For information about Web accessibility, please contact the Webmaster at webmaster@haverford.edu.

Haverford College

Photo Info

News

Share | Print Friendly and PDF

Spotlighted Student: Braden (Ford) Bohrmann '14

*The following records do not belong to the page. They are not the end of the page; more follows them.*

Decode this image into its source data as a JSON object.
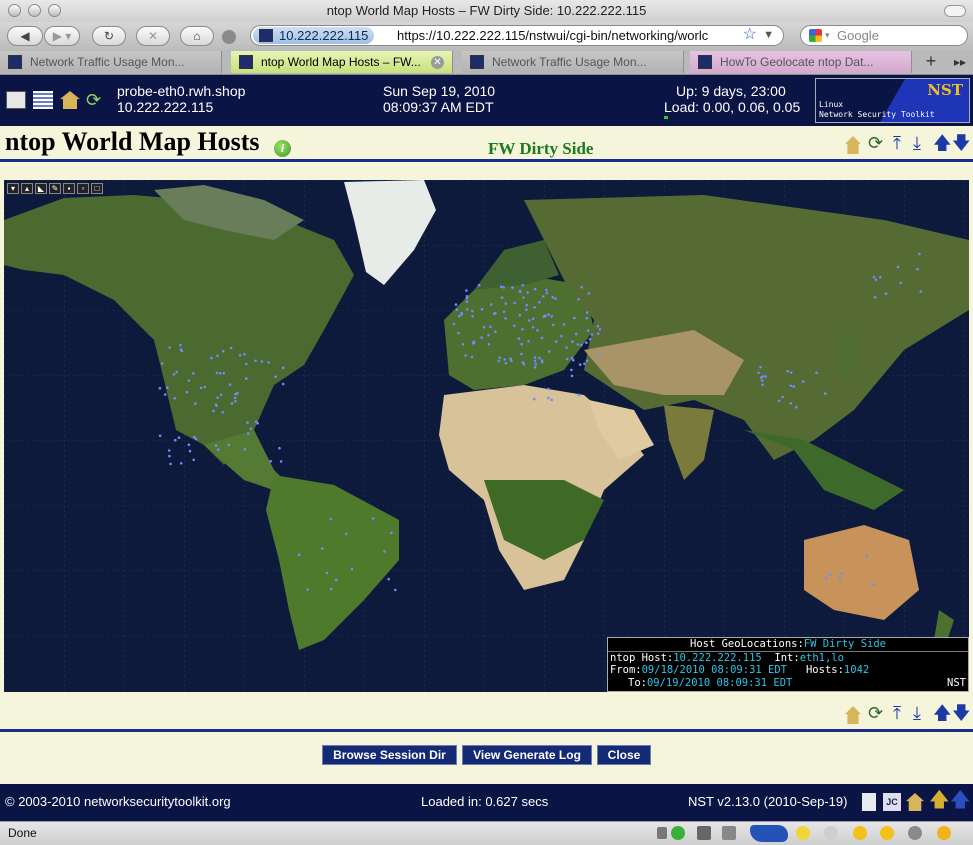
{
  "window": {
    "title": "ntop World Map Hosts – FW Dirty Side: 10.222.222.115"
  },
  "toolbar": {
    "url_host": "10.222.222.115",
    "url": "https://10.222.222.115/nstwui/cgi-bin/networking/worlc",
    "search_placeholder": "Google"
  },
  "tabs": [
    {
      "label": "Network Traffic Usage Mon..."
    },
    {
      "label": "ntop World Map Hosts – FW..."
    },
    {
      "label": "Network Traffic Usage Mon..."
    },
    {
      "label": "HowTo Geolocate ntop Dat..."
    }
  ],
  "nst_header": {
    "probe": "probe-eth0.rwh.shop",
    "ip": "10.222.222.115",
    "date": "Sun Sep 19, 2010",
    "time": "08:09:37 AM EDT",
    "uptime": "Up: 9 days, 23:00",
    "load": "Load: 0.00, 0.06, 0.05",
    "logo_title": "NST",
    "logo_text1": "Linux",
    "logo_text2": "Network Security Toolkit"
  },
  "page": {
    "title": "ntop World Map Hosts",
    "subtitle": "FW Dirty Side"
  },
  "infobox": {
    "heading_label": "Host GeoLocations:",
    "heading_value": "FW Dirty Side",
    "host_label": "ntop Host:",
    "host_value": "10.222.222.115",
    "int_label": "Int:",
    "int_value": "eth1,lo",
    "from_label": "From:",
    "from_value": "09/18/2010 08:09:31 EDT",
    "hosts_label": "Hosts:",
    "hosts_value": "1042",
    "to_label": "To:",
    "to_value": "09/19/2010 08:09:31 EDT",
    "corner": "NST"
  },
  "buttons": {
    "browse": "Browse Session Dir",
    "viewlog": "View Generate Log",
    "close": "Close"
  },
  "footer": {
    "copyright": "©  2003-2010 networksecuritytoolkit.org",
    "loaded": "Loaded in: 0.627 secs",
    "version": "NST v2.13.0 (2010-Sep-19)"
  },
  "statusbar": {
    "text": "Done"
  },
  "colors": {
    "header_bg": "#0a1546",
    "page_bg": "#f5f5dc",
    "ocean": "#0d1a3b",
    "accent_cyan": "#29c6e8",
    "subtitle_green": "#1c7a1c"
  }
}
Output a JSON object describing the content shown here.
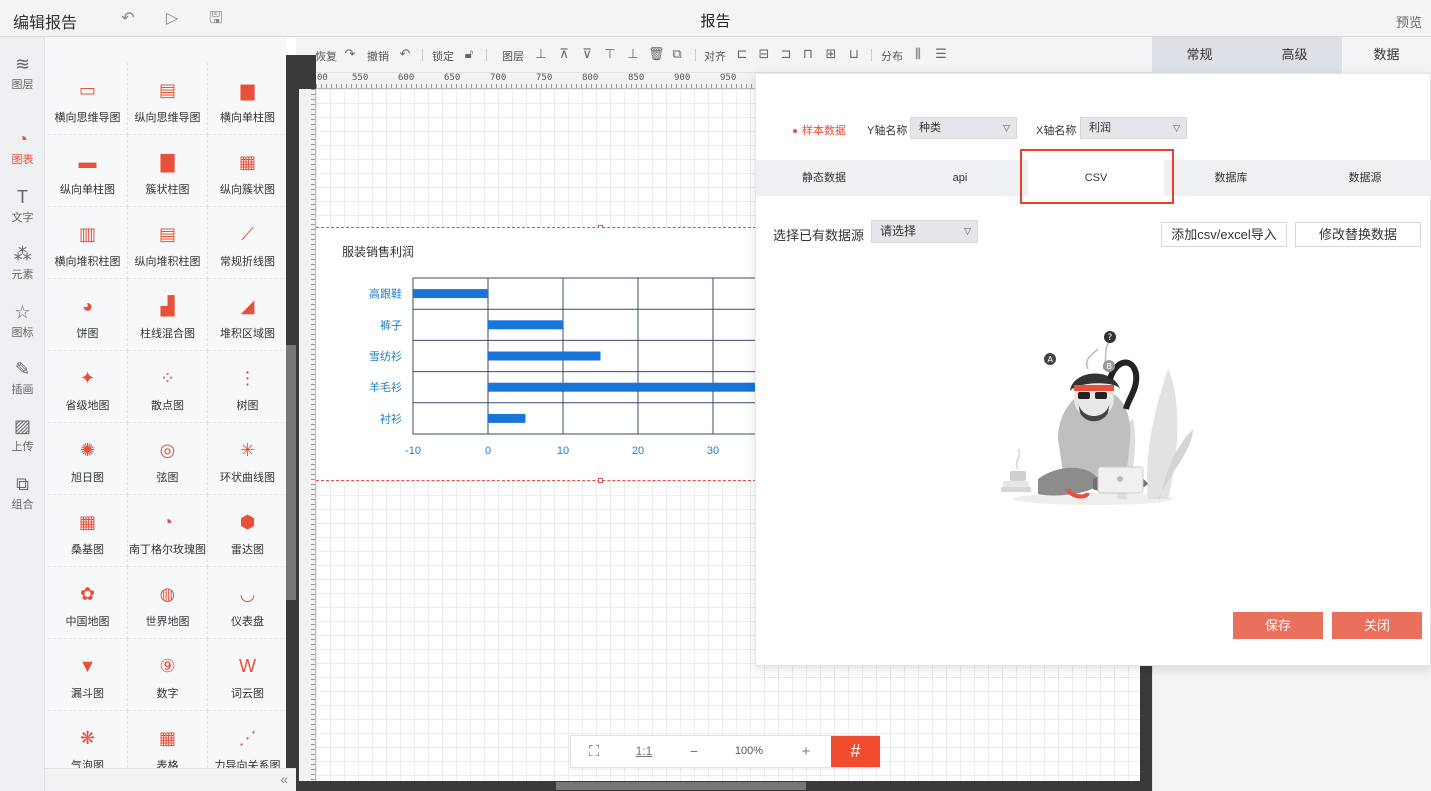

Braden (Ford) Bohrmann ‘14 grew up in Falmouth, Maine playing soccer, skiing and sailing. When it came time to look at colleges he was drawn to small liberal arts institutions with vigorous academics and a strong soccer team. After being recruited by Haverford’s soccer coach, Ford participated in an overnight visit with the team cementing his decision to attend Haverford.

 

Majoring in Economics with a concentration in Mathematical Economics, Ford has always had a passion for math and statistics, with a solid interest in economics. Money and Banking with Professor Indradeep Ghosh and Professor Richard Ball’s statistics course, Game Theory, stand out as curricular favorites.

 

Ford took a semester off his junior year, spending a few months in ‘Sea|mester’, a student program that mixes sailing, world travel and academic courses. Via sailboat he visited the Caribbean, sailed through the Panama Canal, and landed on the Galapagos Islands and on Tahiti. He also took classes in Marine Biology.

 

The summer after his freshman year Ford worked in a sporting goods store in his home town. The following two summers he worked for Simulmedia, a New York City based company focused on streamlining and targeting television advertising. Because he was part of a small team, he had broad responsibilities. Ford’s role as a data scientist translated into conducting statistical analysis, formulating algorithms, and predicting and forecasting advertising trends. He also maintains a blog, Soccer Statistically, which uses the recent emergence of data in the sport of soccer to better analyze the game.

 

Ford’s senior thesis relies heavily on statistics. Based on the idea that the distribution of stock returns and stock trading volume follow a power law distribution, Ford’s thesis will examine a number of models that have been put forward to explain the universal nature of the power law distribution in financial markets. One model suggests that the trades of large institutional investors cause fat-tailed distributions (probability distributions that exhibit large skewness). He aims to test these models by first fitting the power law distribution to returns and trading volume of a number of stocks. He will then test whether a fatter tail in the distribution of institutional traders holding a certain stock is associated with more fat-tailed distributions of volume and returns for the stock.

 

After graduation Ford will continue his studies at the University of Pennsylvania’s 4 + 1 Engineering program in the Computing and Information Technology program, earning a Master's Degree in Engineering. He and Isaac Anthony ’14 will both be in the program and will be roommates.

 

With Ford’s interests lying in entrepreneurial companies that focus on data science and statistics, he foresees a career in this sector.

The Climbing Stone, by Peter Rockwell '58, is located outside Magill Library.

Return to Site